→ **Work order**:
Which lines in the data contain the word "true"? Please copy each of them.

(Component data from apps and pages)
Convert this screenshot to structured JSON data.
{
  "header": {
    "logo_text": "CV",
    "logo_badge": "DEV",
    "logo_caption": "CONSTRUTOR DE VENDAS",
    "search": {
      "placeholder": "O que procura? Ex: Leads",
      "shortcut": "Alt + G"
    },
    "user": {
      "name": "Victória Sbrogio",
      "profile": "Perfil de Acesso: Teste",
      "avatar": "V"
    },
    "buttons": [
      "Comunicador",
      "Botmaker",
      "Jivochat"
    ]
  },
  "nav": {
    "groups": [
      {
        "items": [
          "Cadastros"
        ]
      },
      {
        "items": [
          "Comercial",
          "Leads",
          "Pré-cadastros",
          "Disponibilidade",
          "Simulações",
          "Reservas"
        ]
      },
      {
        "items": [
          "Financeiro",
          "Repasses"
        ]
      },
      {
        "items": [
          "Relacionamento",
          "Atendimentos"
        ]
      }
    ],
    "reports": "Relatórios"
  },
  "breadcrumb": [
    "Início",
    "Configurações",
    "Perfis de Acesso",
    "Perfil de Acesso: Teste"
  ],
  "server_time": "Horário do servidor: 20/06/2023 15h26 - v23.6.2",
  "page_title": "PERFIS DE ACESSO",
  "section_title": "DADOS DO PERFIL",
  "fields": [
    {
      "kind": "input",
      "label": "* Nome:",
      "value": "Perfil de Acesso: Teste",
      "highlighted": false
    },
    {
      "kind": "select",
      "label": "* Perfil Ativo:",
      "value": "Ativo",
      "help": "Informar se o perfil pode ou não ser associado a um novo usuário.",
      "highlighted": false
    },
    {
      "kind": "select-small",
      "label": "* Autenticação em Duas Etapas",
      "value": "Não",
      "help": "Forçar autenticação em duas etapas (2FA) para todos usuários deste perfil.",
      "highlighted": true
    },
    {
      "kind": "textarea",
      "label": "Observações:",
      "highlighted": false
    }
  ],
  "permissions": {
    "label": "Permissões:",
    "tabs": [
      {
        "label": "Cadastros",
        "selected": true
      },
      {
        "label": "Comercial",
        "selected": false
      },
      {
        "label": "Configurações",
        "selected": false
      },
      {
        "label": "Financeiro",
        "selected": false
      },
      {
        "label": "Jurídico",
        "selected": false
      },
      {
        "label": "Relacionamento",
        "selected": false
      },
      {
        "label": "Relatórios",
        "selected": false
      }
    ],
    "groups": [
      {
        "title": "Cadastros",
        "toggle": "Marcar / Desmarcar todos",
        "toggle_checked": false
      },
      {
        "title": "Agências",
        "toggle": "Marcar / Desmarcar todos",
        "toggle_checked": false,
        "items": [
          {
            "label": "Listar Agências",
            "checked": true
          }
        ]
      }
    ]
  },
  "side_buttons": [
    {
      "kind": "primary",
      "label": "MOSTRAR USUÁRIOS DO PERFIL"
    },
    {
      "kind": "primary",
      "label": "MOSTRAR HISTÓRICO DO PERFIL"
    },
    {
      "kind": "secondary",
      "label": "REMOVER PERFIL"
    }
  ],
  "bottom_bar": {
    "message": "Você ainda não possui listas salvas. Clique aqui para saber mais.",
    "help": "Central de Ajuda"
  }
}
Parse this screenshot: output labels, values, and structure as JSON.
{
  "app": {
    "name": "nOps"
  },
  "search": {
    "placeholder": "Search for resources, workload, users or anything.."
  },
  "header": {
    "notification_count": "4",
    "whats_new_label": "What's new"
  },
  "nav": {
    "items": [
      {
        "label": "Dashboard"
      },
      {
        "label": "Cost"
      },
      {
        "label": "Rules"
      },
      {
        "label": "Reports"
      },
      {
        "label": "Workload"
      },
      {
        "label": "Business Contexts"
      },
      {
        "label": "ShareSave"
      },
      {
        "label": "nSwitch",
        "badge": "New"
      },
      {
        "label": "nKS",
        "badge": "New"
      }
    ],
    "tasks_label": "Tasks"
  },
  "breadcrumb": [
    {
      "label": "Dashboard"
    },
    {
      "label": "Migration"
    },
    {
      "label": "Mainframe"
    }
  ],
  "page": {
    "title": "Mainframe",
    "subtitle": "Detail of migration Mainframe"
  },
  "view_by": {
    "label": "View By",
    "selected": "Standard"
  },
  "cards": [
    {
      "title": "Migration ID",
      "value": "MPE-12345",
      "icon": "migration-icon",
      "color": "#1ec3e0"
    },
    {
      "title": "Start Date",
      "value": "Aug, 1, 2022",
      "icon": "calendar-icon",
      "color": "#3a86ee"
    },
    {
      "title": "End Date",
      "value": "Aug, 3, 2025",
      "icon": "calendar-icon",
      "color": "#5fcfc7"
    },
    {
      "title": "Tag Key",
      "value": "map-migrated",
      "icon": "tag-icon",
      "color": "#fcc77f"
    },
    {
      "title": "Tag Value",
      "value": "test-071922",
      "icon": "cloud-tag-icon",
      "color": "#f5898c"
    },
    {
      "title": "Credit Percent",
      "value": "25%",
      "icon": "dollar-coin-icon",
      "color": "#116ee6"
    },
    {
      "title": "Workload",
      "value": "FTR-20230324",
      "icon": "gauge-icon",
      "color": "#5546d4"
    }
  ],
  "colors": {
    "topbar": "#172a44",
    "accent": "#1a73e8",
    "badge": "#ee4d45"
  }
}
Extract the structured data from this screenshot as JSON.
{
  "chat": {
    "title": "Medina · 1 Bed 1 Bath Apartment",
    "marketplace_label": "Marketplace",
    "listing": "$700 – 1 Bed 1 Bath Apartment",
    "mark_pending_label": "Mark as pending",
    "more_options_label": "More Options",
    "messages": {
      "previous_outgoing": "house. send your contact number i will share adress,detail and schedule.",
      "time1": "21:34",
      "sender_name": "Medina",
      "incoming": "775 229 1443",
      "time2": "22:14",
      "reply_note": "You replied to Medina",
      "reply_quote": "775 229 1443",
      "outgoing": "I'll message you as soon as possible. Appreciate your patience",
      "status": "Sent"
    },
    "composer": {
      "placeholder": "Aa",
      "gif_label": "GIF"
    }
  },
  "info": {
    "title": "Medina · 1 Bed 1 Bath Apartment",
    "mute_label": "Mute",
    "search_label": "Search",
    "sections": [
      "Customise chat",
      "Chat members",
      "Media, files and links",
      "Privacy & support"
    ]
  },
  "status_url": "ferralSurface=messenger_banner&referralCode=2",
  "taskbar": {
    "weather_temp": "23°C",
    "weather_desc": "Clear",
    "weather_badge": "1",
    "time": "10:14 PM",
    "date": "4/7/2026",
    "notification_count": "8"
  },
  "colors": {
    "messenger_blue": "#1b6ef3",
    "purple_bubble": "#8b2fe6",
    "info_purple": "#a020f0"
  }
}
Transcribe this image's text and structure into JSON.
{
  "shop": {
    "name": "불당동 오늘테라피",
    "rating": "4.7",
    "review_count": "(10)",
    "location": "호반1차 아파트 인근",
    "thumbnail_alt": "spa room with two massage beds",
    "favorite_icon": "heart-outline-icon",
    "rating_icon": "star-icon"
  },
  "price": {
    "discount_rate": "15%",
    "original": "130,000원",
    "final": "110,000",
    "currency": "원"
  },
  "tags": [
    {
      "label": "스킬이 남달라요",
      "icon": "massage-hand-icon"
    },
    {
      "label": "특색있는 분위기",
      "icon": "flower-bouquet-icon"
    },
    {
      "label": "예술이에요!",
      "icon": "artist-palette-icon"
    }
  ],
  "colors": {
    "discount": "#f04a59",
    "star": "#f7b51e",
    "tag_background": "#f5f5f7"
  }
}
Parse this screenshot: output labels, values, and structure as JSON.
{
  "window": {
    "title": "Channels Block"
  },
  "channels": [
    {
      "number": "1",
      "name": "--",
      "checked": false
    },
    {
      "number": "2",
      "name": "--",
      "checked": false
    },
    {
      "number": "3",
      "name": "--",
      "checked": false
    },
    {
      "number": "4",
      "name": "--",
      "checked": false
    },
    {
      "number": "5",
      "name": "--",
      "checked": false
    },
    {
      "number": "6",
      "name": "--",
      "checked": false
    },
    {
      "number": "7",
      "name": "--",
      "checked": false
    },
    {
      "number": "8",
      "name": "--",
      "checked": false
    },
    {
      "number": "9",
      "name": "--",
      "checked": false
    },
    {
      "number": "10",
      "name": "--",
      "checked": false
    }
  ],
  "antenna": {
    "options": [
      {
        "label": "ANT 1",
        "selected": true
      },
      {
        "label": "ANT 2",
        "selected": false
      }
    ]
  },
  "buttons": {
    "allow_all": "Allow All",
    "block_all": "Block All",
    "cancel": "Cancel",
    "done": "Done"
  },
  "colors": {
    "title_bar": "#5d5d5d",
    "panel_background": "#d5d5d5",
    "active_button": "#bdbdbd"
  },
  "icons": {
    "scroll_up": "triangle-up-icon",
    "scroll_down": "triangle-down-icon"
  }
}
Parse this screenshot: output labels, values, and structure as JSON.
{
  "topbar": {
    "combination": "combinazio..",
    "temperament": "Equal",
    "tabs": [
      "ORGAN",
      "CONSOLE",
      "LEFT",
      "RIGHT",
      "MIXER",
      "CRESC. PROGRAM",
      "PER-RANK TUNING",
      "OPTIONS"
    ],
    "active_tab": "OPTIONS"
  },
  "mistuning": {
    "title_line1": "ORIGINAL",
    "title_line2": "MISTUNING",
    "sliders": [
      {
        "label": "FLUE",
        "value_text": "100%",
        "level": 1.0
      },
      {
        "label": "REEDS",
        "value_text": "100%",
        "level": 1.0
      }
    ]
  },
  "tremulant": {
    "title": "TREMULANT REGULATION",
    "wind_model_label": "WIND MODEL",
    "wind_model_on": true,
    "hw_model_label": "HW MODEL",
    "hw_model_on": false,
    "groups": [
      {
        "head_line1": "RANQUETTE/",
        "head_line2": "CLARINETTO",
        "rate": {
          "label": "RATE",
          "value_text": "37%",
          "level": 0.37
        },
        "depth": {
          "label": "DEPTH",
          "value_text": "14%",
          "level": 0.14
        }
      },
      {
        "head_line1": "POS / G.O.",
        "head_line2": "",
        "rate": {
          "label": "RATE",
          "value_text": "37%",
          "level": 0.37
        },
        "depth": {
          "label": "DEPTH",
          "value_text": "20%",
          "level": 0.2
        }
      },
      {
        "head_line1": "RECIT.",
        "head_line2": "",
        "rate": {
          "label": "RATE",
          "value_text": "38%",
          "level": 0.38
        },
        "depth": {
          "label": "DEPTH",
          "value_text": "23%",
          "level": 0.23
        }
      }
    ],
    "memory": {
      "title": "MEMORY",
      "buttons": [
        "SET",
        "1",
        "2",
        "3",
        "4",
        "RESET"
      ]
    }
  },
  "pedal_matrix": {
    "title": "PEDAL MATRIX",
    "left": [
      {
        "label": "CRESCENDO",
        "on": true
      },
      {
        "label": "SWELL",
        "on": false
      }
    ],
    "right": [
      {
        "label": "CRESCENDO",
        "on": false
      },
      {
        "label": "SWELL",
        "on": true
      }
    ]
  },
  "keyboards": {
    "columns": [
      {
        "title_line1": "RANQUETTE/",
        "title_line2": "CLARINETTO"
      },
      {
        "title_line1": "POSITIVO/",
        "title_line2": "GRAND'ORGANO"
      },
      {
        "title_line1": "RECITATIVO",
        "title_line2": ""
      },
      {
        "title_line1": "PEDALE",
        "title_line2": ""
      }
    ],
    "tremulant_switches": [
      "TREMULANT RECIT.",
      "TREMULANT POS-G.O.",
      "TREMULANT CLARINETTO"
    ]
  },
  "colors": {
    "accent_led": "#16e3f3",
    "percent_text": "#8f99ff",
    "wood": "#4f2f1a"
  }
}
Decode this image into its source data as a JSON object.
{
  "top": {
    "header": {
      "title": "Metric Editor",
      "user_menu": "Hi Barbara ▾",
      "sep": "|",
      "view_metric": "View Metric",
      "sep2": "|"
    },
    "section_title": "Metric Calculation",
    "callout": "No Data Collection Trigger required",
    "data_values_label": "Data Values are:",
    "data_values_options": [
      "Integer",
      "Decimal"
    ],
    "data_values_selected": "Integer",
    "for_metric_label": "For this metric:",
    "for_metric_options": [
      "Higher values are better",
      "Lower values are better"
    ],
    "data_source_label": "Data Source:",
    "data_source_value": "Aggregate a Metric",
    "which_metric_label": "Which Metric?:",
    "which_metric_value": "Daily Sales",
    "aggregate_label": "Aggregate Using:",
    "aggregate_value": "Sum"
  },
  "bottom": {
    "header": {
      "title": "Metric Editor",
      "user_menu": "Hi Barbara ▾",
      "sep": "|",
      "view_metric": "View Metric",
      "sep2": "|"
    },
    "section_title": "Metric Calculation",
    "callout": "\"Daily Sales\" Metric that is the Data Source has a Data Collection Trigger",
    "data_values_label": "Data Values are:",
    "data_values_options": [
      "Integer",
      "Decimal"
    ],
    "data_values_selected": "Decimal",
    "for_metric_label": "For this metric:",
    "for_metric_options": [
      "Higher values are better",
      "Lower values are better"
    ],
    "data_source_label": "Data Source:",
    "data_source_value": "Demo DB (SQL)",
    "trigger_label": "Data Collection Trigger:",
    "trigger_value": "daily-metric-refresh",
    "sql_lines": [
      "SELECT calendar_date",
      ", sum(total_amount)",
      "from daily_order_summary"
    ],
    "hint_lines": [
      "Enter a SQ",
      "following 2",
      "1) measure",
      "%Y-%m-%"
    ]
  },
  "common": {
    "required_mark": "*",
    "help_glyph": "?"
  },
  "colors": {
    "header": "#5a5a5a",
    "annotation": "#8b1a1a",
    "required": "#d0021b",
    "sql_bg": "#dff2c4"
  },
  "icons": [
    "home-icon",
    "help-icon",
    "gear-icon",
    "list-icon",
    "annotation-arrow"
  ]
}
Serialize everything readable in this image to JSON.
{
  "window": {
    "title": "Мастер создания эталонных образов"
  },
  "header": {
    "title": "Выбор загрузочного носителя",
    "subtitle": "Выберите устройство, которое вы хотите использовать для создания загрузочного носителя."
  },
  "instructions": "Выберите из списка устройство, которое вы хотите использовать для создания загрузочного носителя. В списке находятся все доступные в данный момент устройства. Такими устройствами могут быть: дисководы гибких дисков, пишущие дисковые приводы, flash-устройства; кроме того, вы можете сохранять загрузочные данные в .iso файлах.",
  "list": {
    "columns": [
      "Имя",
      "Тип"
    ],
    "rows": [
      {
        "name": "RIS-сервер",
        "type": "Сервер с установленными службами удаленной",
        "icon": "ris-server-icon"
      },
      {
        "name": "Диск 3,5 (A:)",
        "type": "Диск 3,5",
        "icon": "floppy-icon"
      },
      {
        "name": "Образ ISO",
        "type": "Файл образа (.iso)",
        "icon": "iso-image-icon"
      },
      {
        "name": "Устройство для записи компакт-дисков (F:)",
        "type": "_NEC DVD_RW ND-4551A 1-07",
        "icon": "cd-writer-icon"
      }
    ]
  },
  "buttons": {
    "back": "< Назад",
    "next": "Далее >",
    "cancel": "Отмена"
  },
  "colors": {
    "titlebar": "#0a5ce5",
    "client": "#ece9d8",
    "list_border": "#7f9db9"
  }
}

→ **Answer below**:
      "highlighted": true
        "selected": true
            "checked": true
        "selected": true
    "wind_model_on": true,
        "on": true
        "on": true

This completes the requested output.